Waste Collection in an App
The municipality is also taking action to improve waste management. A law introduced in 2016 that made it illegal to give away plastic bags for free gave good results. They are now using ICT to have direct communication with citizens on where there are waste problems. Residents can download the MOPA app or gain access via the Internet (http://www.mopa.co.mz/). In the app, citizens of Maputo can take a picture of waste collection problems such as an overfilled bin and mark it in the map. The municipality sees the problem and sends out a team to fix it. The app user can follow the status of the problem from reported to fixed.
Even though MOPA has not reached its full potential and can only be a part of reducing waste problems in Maputo, the concept of involving citizens and investing in systems to improve the use and evaluation of waste management services is a step in the right direction. Hopefully it can be an inspiration for other cities. Despite the big negative impact insufficient waste management has on communities, it is rarely prioritized by authorities.
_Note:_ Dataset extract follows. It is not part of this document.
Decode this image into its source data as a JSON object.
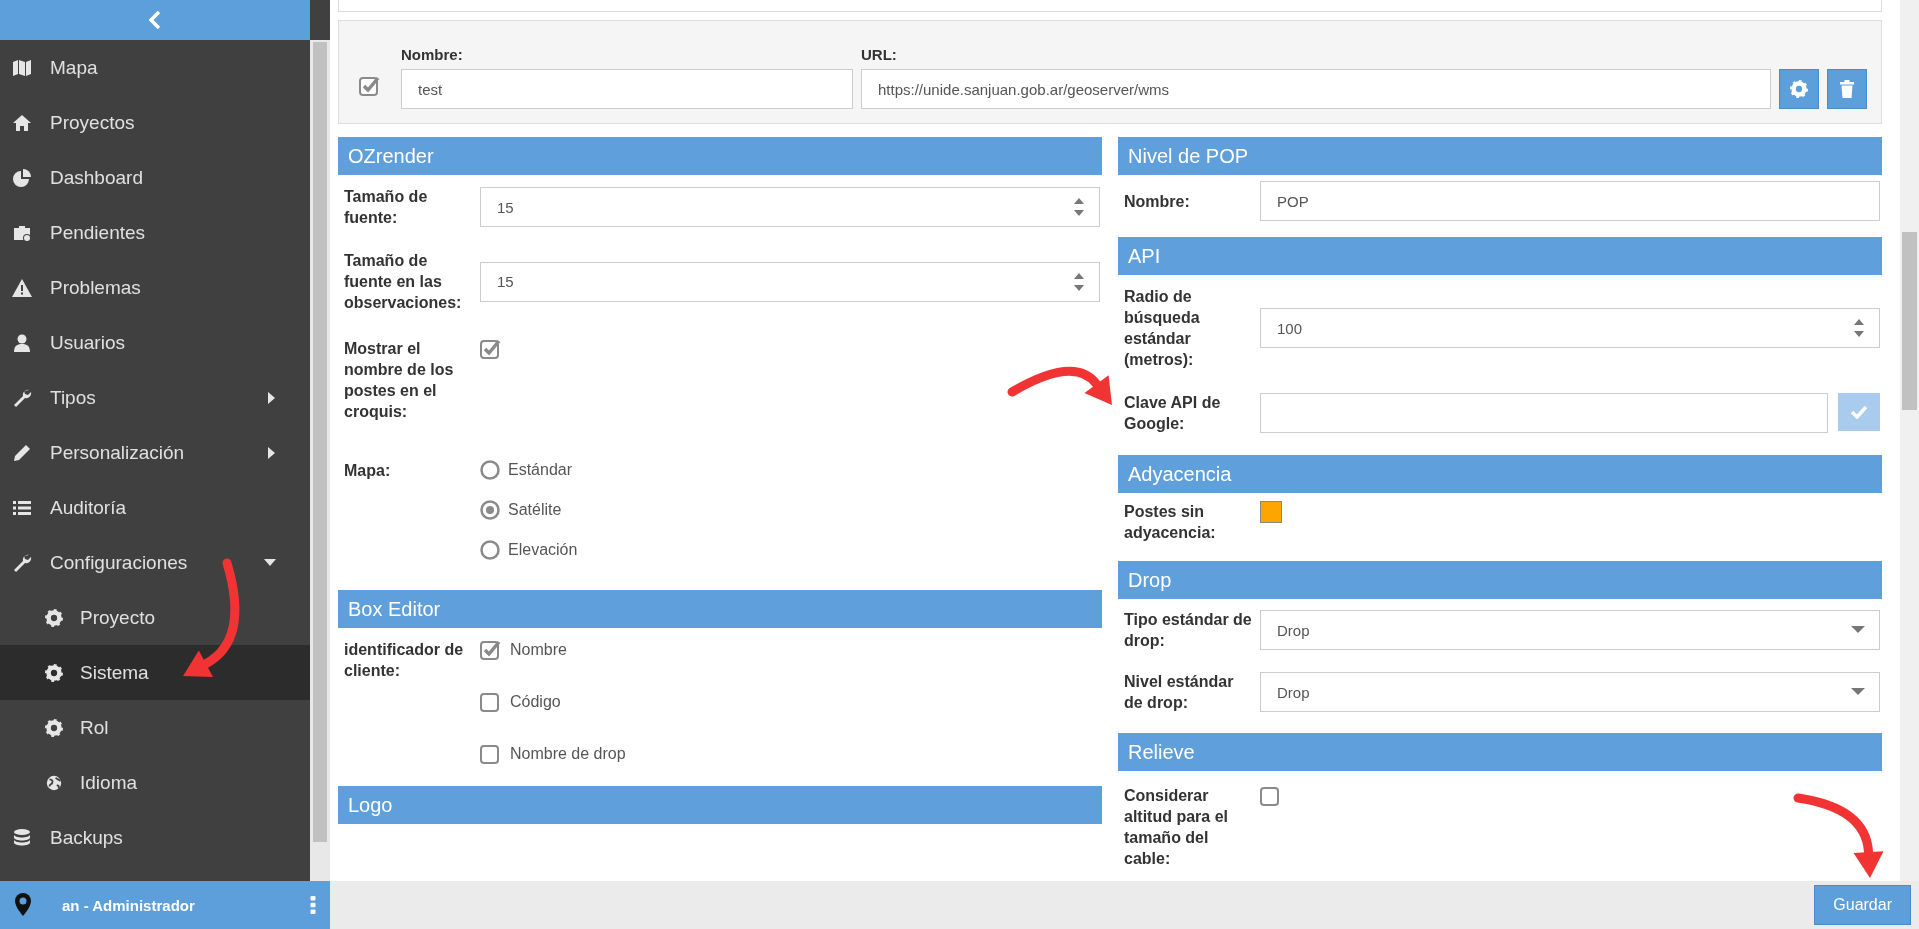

Walking around in Maputo it is clear that, as in many other towns, there is space for improvement in how waste is managed, both by individuals and by the municipality. During my time in Maputo it has also become clear to me that there is a lot of work going on to change things for the better. Waste management is a global challenge. But with good initiatives using new technology and skilled people there will be progress. Add love and big things can happen.